When we come to the end of the “rural” section, the 5.7 miles owned by the non profit, there are these fun things. First is a sign for those leaving the city. I suppose Penn Yan’s lawyers thought this one up. Or maybe it was the non-profit. User beware!
Is this a bike size stop sign? Does it make me look tall?
In Penn Yan, the trail is mostly paved and goes over several bridges, through a tunnel and under an overpass as it wends its way along.
Just before you reach the very unscenic end of the trail which didn’t warrent a picture as it was a gravel parking lot by a baseball field, it winds through a short wooded park section.
Luckily on the city sections are these Village Signs telling you which way to go for what. We kept wondering where the end of the trail was as the signs always had an arrow on either side of the Outlet Trail pointing out. but this time there is only one arrow, one way to go now and that’s back
And back we go where we stop at the sweet picnic table and have our lunch by the river.
I’ve always said I don’t need a loop trail since going the other direction on the same trail is a whole different adventure.
That’s very true today since I didn’t even see this green water and turtle brigade on my way TO Penn Yan. They are that green straight line near the far shore.
Boy are their mothers going to make them take a bath when they get home.
Back to my favorite falls.
Back through “town” and by Outlet Tire.
When he stops for berries this time, I do too. This is my technique for picking low hanging fruit. It’s the only thing left if David gets here first.
Interestinly enough the steepest hill is right at the very end if you begin in Dresdin.
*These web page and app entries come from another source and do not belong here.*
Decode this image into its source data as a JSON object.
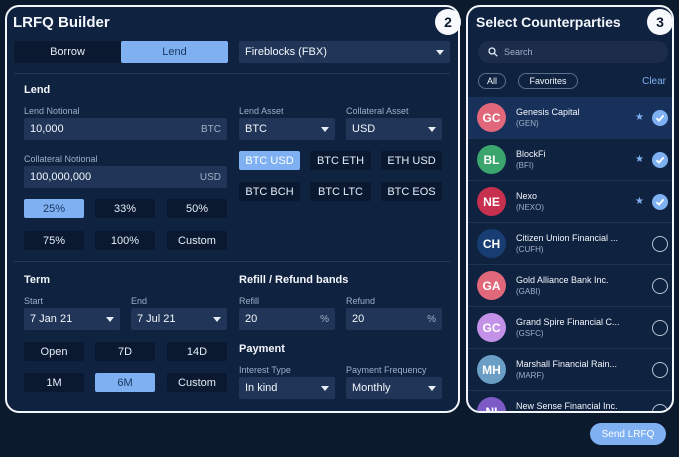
{
  "builder": {
    "title": "LRFQ Builder",
    "badge": "2",
    "side_tabs": {
      "borrow": "Borrow",
      "lend": "Lend",
      "selected": "Lend"
    },
    "venue": "Fireblocks (FBX)",
    "lend": {
      "heading": "Lend",
      "notional_label": "Lend Notional",
      "notional_value": "10,000",
      "notional_unit": "BTC",
      "collateral_label": "Collateral Notional",
      "collateral_value": "100,000,000",
      "collateral_unit": "USD",
      "pct_buttons": [
        "25%",
        "33%",
        "50%",
        "75%",
        "100%",
        "Custom"
      ],
      "pct_selected": "25%",
      "lend_asset_label": "Lend Asset",
      "lend_asset_value": "BTC",
      "collateral_asset_label": "Collateral Asset",
      "collateral_asset_value": "USD",
      "pairs": [
        "BTC USD",
        "BTC ETH",
        "ETH USD",
        "BTC BCH",
        "BTC LTC",
        "BTC EOS"
      ],
      "pair_selected": "BTC USD"
    },
    "term": {
      "heading": "Term",
      "start_label": "Start",
      "start_value": "7 Jan 21",
      "end_label": "End",
      "end_value": "7 Jul 21",
      "buttons": [
        "Open",
        "7D",
        "14D",
        "1M",
        "6M",
        "Custom"
      ],
      "selected": "6M"
    },
    "refill": {
      "heading": "Refill / Refund bands",
      "refill_label": "Refill",
      "refill_value": "20",
      "refund_label": "Refund",
      "refund_value": "20",
      "unit": "%"
    },
    "payment": {
      "heading": "Payment",
      "interest_label": "Interest Type",
      "interest_value": "In kind",
      "frequency_label": "Payment Frequency",
      "frequency_value": "Monthly"
    }
  },
  "counterparties": {
    "title": "Select Counterparties",
    "badge": "3",
    "search_placeholder": "Search",
    "filters": [
      "All",
      "Favorites"
    ],
    "clear_label": "Clear",
    "items": [
      {
        "initials": "GC",
        "name": "Genesis Capital",
        "code": "(GEN)",
        "color": "#e0687a",
        "favorite": true,
        "selected": true,
        "highlight": true
      },
      {
        "initials": "BL",
        "name": "BlockFi",
        "code": "(BFI)",
        "color": "#3aa56c",
        "favorite": true,
        "selected": true,
        "highlight": false
      },
      {
        "initials": "NE",
        "name": "Nexo",
        "code": "(NEXO)",
        "color": "#c8304f",
        "favorite": true,
        "selected": true,
        "highlight": false
      },
      {
        "initials": "CH",
        "name": "Citizen Union Financial ...",
        "code": "(CUFH)",
        "color": "#173d73",
        "favorite": false,
        "selected": false,
        "highlight": false
      },
      {
        "initials": "GA",
        "name": "Gold Alliance Bank Inc.",
        "code": "(GABI)",
        "color": "#e0687a",
        "favorite": false,
        "selected": false,
        "highlight": false
      },
      {
        "initials": "GC",
        "name": "Grand Spire Financial C...",
        "code": "(GSFC)",
        "color": "#c392e8",
        "favorite": false,
        "selected": false,
        "highlight": false
      },
      {
        "initials": "MH",
        "name": "Marshall Financial Rain...",
        "code": "(MARF)",
        "color": "#6a9ec4",
        "favorite": false,
        "selected": false,
        "highlight": false
      },
      {
        "initials": "NI",
        "name": "New Sense Financial Inc.",
        "code": "",
        "color": "#7d5bc7",
        "favorite": false,
        "selected": false,
        "highlight": false
      }
    ]
  },
  "send_label": "Send LRFQ"
}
I really had to do some stiff pedaling to climb up. David thinks better of it.
The Keuka Outlet Trail is a multiple-use trail, open free to the public year-round between sunrise and sunset for hiking and other forms of foot-travel (snowshoeing, cross-country skiing) as well as for bicycling, horseback riding, and dog-walking. Snowmobiling is allowed during the winter months.
For most of our ride, we had the trail to ourselves and met up with only a few other riders who were either going the opposite direction or passed us by as we ambled along. We bike about like we hike, in rather slow motion.
It was a lovely day on a mostly shaded trail. Well worth the drive and we highly recommend it if you are in this area. If you don’t want to bring a lunch, there are restaurants in Penn Yan and apparently not too far from the Dresden entrance.